The desolate wasteland of Barstow, California was the polar opposite of Bamberg but no less entrancing, believe it or not. We had a small patch of garden filled with marigolds and agapanthus to tend to, and just out the back door was nothing but tumbleweeds. I loved it. Meanwhile, my mom made a career for herself as a music teacher at schools bound in by barbed wire and surrounded by gang violence and homelessness. Barstow’s location between Hollywood and Las Vegas made it into a natural gutter for broken dreamers, but it was a haven for a nature obsessed boy like me. My mother’s health began to deteriorate in California, but things came to a head in 1996 while we were living in Kansas.
That was when the brain stem stroke hit.
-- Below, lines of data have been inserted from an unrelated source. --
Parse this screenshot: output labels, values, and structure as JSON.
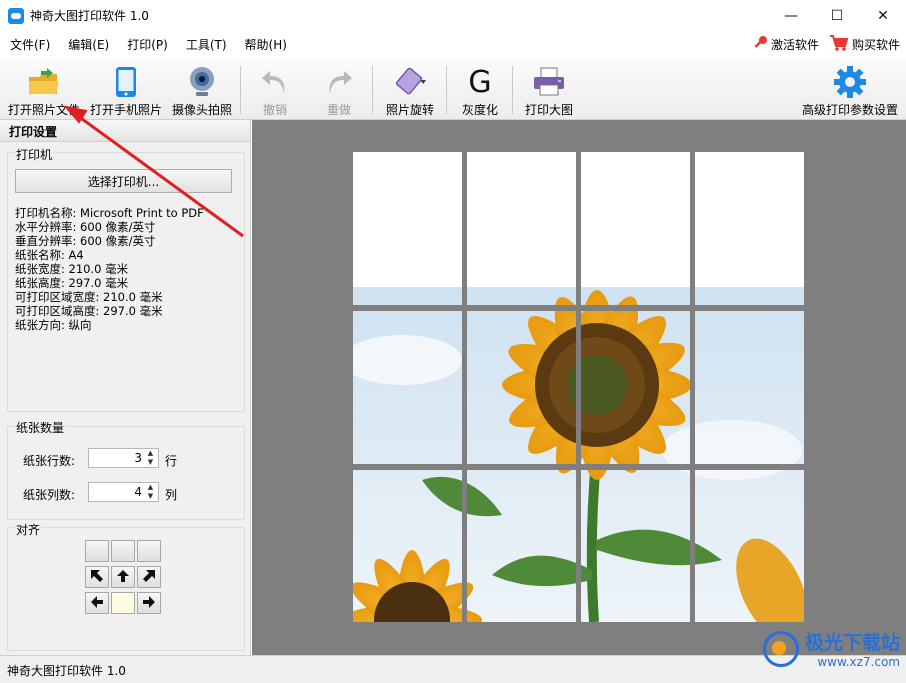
{
  "window": {
    "title": "神奇大图打印软件 1.0",
    "minimize": "—",
    "maximize": "☐",
    "close": "✕"
  },
  "menu": {
    "items": [
      "文件(F)",
      "编辑(E)",
      "打印(P)",
      "工具(T)",
      "帮助(H)"
    ],
    "activate": "激活软件",
    "buy": "购买软件"
  },
  "toolbar": {
    "open_file": "打开照片文件",
    "open_phone": "打开手机照片",
    "camera": "摄像头拍照",
    "undo": "撤销",
    "redo": "重做",
    "rotate": "照片旋转",
    "grayscale": "灰度化",
    "print_big": "打印大图",
    "advanced": "高级打印参数设置",
    "grayscale_glyph": "G"
  },
  "left_panel": {
    "title": "打印设置",
    "printer_group": "打印机",
    "select_printer": "选择打印机...",
    "info": [
      "打印机名称: Microsoft Print to PDF",
      "水平分辨率: 600 像素/英寸",
      "垂直分辨率: 600 像素/英寸",
      "纸张名称: A4",
      "纸张宽度: 210.0 毫米",
      "纸张高度: 297.0 毫米",
      "可打印区域宽度: 210.0 毫米",
      "可打印区域高度: 297.0 毫米",
      "纸张方向: 纵向"
    ],
    "paper_count_group": "纸张数量",
    "rows_label": "纸张行数:",
    "rows_value": "3",
    "rows_unit": "行",
    "cols_label": "纸张列数:",
    "cols_value": "4",
    "cols_unit": "列",
    "align_group": "对齐"
  },
  "status": {
    "text": "神奇大图打印软件 1.0"
  },
  "watermark": {
    "line1": "极光下载站",
    "line2": "www.xz7.com"
  },
  "colors": {
    "accent_blue": "#1e88e5",
    "arrow_red": "#e02020",
    "canvas_bg": "#7f7f7f"
  }
}
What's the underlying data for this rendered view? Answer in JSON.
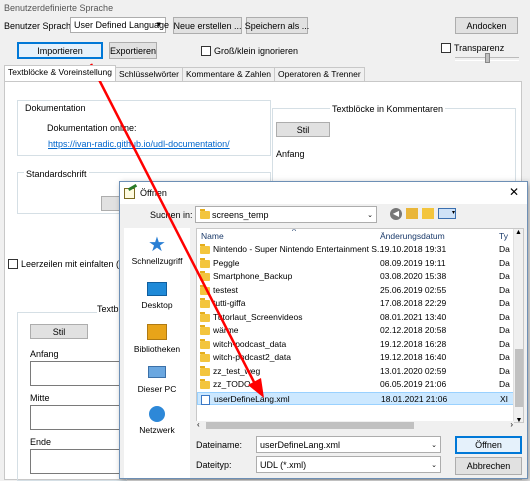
{
  "window": {
    "title": "Benutzerdefinierte Sprache"
  },
  "toolbar": {
    "language_label": "Benutzer Sprache:",
    "language_value": "User Defined Language",
    "new_button": "Neue erstellen ...",
    "saveas_button": "Speichern als ...",
    "dock_button": "Andocken",
    "import_button": "Importieren",
    "export_button": "Exportieren",
    "ignore_case_label": "Groß/klein ignorieren",
    "transparency_label": "Transparenz",
    "transparency_level": 0.5
  },
  "tabs": [
    {
      "label": "Textblöcke & Voreinstellung"
    },
    {
      "label": "Schlüsselwörter"
    },
    {
      "label": "Kommentare & Zahlen"
    },
    {
      "label": "Operatoren & Trenner"
    }
  ],
  "panel": {
    "doc_group_title": "Dokumentation",
    "doc_online_label": "Dokumentation online:",
    "doc_link": "https://ivan-radic.github.io/udl-documentation/",
    "default_font_title": "Standardschrift",
    "comments_group_title": "Textblöcke in Kommentaren",
    "style_button": "Stil",
    "start_label": "Anfang",
    "wrap_label": "Leerzeilen mit einfalten (k",
    "textblocks_title": "Textblö",
    "style_button2": "Stil",
    "start_label2": "Anfang",
    "middle_label": "Mitte",
    "end_label": "Ende"
  },
  "dialog": {
    "title": "Öffnen",
    "search_in_label": "Suchen in:",
    "search_in_value": "screens_temp",
    "places": [
      {
        "label": "Schnellzugriff",
        "icon": "star-icon"
      },
      {
        "label": "Desktop",
        "icon": "desktop-icon"
      },
      {
        "label": "Bibliotheken",
        "icon": "library-icon"
      },
      {
        "label": "Dieser PC",
        "icon": "computer-icon"
      },
      {
        "label": "Netzwerk",
        "icon": "network-icon"
      }
    ],
    "columns": {
      "name": "Name",
      "date": "Änderungsdatum",
      "type": "Ty"
    },
    "files": [
      {
        "name": "Nintendo - Super Nintendo Entertainment S...",
        "date": "19.10.2018 19:31",
        "type": "Da"
      },
      {
        "name": "Peggle",
        "date": "08.09.2019 19:11",
        "type": "Da"
      },
      {
        "name": "Smartphone_Backup",
        "date": "03.08.2020 15:38",
        "type": "Da"
      },
      {
        "name": "testest",
        "date": "25.06.2019 02:55",
        "type": "Da"
      },
      {
        "name": "tutti-giffa",
        "date": "17.08.2018 22:29",
        "type": "Da"
      },
      {
        "name": "Tutorlaut_Screenvideos",
        "date": "08.01.2021 13:40",
        "type": "Da"
      },
      {
        "name": "wärme",
        "date": "02.12.2018 20:58",
        "type": "Da"
      },
      {
        "name": "witch-podcast_data",
        "date": "19.12.2018 16:28",
        "type": "Da"
      },
      {
        "name": "witch-podcast2_data",
        "date": "19.12.2018 16:40",
        "type": "Da"
      },
      {
        "name": "zz_test_weg",
        "date": "13.01.2020 02:59",
        "type": "Da"
      },
      {
        "name": "zz_TODO",
        "date": "06.05.2019 21:06",
        "type": "Da"
      },
      {
        "name": "userDefineLang.xml",
        "date": "18.01.2021 21:06",
        "type": "XI",
        "selected": true,
        "file": true
      }
    ],
    "filename_label": "Dateiname:",
    "filename_value": "userDefineLang.xml",
    "filetype_label": "Dateityp:",
    "filetype_value": "UDL (*.xml)",
    "open_button": "Öffnen",
    "cancel_button": "Abbrechen"
  },
  "colors": {
    "arrow": "#ff0000",
    "link": "#0066cc",
    "selection": "#cce8ff"
  }
}
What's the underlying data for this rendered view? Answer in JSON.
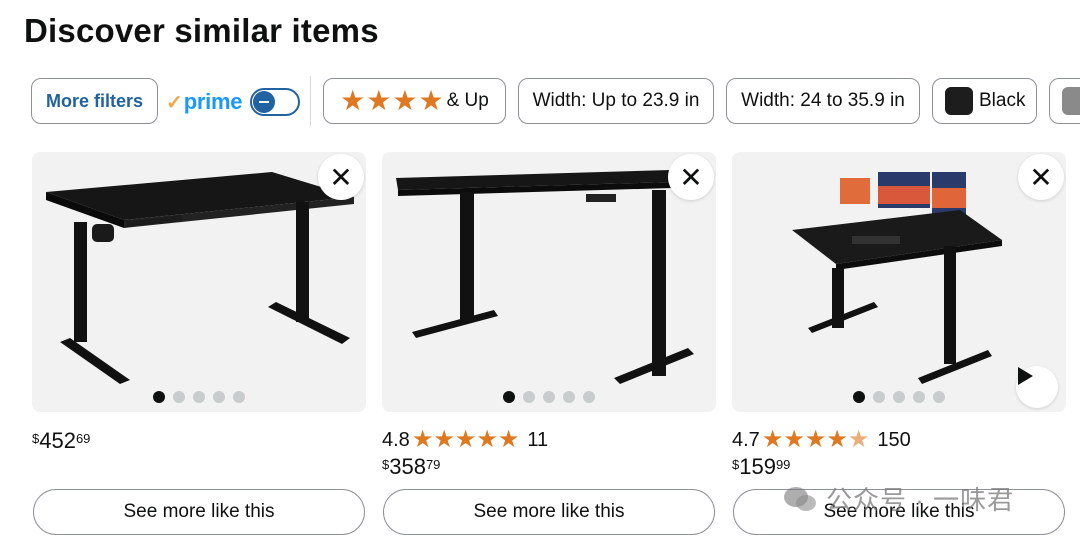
{
  "page_title": "Discover similar items",
  "filters": {
    "more_filters": "More filters",
    "prime_label": "prime",
    "prime_check": "✓",
    "stars_suffix": "& Up",
    "width_1": "Width: Up to 23.9 in",
    "width_2": "Width: 24 to 35.9 in",
    "color_black": "Black",
    "colors": {
      "black": "#1d1d1d",
      "grey": "#8a8a8a"
    }
  },
  "products": [
    {
      "rating": "",
      "review_count": "",
      "price_symbol": "$",
      "price_whole": "452",
      "price_fraction": "69",
      "see_more": "See more like this",
      "image_dots": 5
    },
    {
      "rating": "4.8",
      "review_count": "11",
      "price_symbol": "$",
      "price_whole": "358",
      "price_fraction": "79",
      "see_more": "See more like this",
      "image_dots": 5
    },
    {
      "rating": "4.7",
      "review_count": "150",
      "price_symbol": "$",
      "price_whole": "159",
      "price_fraction": "99",
      "see_more": "See more like this",
      "image_dots": 5
    }
  ],
  "icons": {
    "close": "✕",
    "star": "★"
  },
  "watermark": "公众号 · 一味君",
  "accent_colors": {
    "link": "#2162a1",
    "star": "#de7921",
    "prime": "#1a98ff"
  }
}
I watched as she lost control of her body and absolute gibberish flowed from her twisting mouth, but I do remember her earnestly trying to say “I’m sorry.” The stroke was so severe that she lost the ability to walk, speak or even hold a fork. Luckily my mother taught herself how to function in time, but the stroke was only one of the catastrophes that unfolded within her body. Since then she’s suffered through massive internal bleeding, a broken spine, constant disfiguring and life threatening infections, a ruptured stomach and many more disasters. She is a living miracle. Today when she paints a landscape or plays the piano, I feel like it’s a gift.
When my mother started living life from a wheelchair a few years ago, I decided to take up gardening so that I could give her the garden she was never able to have. The garden’s layout is a bit of an oddity because it’s all along the one side of the yard that my mother can see from the porch, but that’s okay. I didn’t design it for anyone else but her anyways, and I’m sure a true garden designer would understand my reasoning. I planted the garden as a gift, but gardening has since come to define me. Soon my mother will lose her house and garden to begin anew somewhere else, but she never needed a patch of soil to put down roots. It’s that zest for life and sense of wonder that sustain her.
You might be interested in checking out Denny Schrock’s: What Our Mothers Taught Us About Gardening Life and Rebecca Sweet’s What Our Mother Taught Us About Gardening And Life
** If any of you would like to share your own “What My Mother Taught Me”, story, please write me at:[email protected]